Furthermore, if you do develop symptoms of PTSD down the road, having documentation of an initial exam following the accident will help your doctor better understand why these symptoms have developed. It will also benefit your case should you file a personal injury claim or file a lawsuit.
- Document everything: Documentation of your symptoms and any treatments you received will be critical should you decide to sue. You will need to prove to the court that your PTSD and emotional distress are directly related to the accident. This means keeping track of everything from day one. Document any symptoms you experience and how they have affected your day-to-day life. Make sure to request copies of all medical documents and reports from your doctor and/or the hospital as well.
- Report the accident to your insurance: If you need to pursue a personal injury claim for compensation immediately following the accident, you will need to inform your insurance company to get the claim started. Having this report on file will also help if you decide to file a lawsuit against the guilty party.
- Contact an car accident lawyer: Whether you are only filing a personal injury claim initially or know you will be filing a lawsuit as well, you should always get in touch with an experienced attorney to ensure you get the compensation you deserve. Filing claims and lawsuits after an accident can be tricky, and the guilty party’s insurance company may try to deny fault or use your own words against you to reduce the compensation amount. It’s always in your best interest to work with a car accident attorney who can guide you through the process and help you avoid making any mistakes that can negatively impact your situation.
Filing a Claim and Suing For Emotional Distress in Saginaw, Michigan
Immediately following an accident, you will likely either file a personal injury claim against the at-fault party or a “no-fault” claim if the accident was not the result of another driver’s negligent actions. A personal injury claim will ensure you are compensated for things like medical expenses, lost wages, vehicle repairs, and emotional and physical pain and suffering. A no-fault claim will provide the same benefits through your own auto insurance policy’s “personal protection insurance” (PIP) coverage.
If your emotional distress and PTSD get worse, or you simply feel that the compensation you received through a personal injury claim was not enough, you may sue the at-fault driver for additional pain and suffering compensation. Or, if your PIP benefits get denied or cut off, you can sue your own insurance company.
If you decide to file a lawsuit, you will need to contact an attorney if you have not done so already. They will discuss your options and guide you through the process, which will include gathering any evidence to prove fault as well as documentation of your PTSD symptoms, how it has altered your life, and any treatments you received or need to receive to recover.
It is important to note, you can only sue for PTSD and emotional distress if there is ALSO a physical injury. Unfortunately, you cannot sue for PTSD alone. There needs to be a physical injury or impairment. It can be a small injury, but you will need to prove that you had medical treatment along with the PTSD you are wanting compensation for

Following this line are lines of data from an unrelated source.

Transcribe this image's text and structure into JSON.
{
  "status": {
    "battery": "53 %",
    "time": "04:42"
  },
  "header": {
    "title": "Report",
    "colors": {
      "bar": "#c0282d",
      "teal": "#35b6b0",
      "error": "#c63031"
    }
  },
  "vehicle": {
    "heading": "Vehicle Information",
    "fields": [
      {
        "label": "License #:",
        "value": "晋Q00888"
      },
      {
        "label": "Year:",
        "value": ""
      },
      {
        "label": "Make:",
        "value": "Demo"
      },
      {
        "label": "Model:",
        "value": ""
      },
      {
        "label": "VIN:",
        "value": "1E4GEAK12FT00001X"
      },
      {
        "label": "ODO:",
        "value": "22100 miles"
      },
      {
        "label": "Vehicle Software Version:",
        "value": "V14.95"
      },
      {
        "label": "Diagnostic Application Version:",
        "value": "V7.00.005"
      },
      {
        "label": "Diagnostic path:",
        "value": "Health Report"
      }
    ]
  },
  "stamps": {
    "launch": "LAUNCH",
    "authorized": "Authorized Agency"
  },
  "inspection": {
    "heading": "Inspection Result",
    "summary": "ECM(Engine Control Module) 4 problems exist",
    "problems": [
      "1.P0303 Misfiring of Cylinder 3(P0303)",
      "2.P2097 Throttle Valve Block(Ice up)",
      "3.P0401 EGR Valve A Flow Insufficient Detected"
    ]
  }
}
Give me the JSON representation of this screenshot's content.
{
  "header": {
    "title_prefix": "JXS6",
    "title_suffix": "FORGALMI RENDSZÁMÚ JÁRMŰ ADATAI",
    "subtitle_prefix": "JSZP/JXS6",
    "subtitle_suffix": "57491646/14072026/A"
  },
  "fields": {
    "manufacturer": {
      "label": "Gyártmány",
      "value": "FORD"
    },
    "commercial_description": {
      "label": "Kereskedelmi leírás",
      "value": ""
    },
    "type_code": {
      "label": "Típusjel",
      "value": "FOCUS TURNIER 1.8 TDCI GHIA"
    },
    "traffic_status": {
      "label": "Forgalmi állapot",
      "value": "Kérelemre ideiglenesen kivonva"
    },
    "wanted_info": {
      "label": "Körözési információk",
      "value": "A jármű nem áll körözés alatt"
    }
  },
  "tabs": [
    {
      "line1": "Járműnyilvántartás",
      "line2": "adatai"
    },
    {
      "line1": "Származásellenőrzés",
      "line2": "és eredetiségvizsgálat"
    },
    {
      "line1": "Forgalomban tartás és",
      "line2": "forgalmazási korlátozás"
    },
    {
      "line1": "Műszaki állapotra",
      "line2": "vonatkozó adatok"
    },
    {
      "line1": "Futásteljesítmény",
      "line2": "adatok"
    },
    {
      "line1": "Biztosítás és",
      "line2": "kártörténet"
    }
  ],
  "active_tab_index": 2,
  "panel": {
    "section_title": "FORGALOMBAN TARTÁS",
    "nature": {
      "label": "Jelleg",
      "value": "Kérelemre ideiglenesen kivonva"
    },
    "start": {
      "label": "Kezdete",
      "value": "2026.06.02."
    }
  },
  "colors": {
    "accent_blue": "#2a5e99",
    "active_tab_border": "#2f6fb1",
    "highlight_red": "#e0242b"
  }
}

The Lee Steinberg Law Firm: Helping Victims of Car Accidents in Saginaw, Michigan
The process of filing a lawsuit for emotional distress can be long and arduous. Working with an attorney is critical to ensure all necessary steps and precautions are taken to win your case. For over 40 years, our attorneys have handled a number of car accident cases, including those involving PTSD and emotional and psychological distress. We care about the safety and comfort of our clients and will fight tirelessly for their cause.
Call our Saginaw, Michigan personal injury attorneys at 1-800-LEE-FREE (1-800-533-3733) to speak with an experienced attorney. Our consultations are free no obligation consultations and confidential, and you’ll pay nothing until we settle your personal injury case.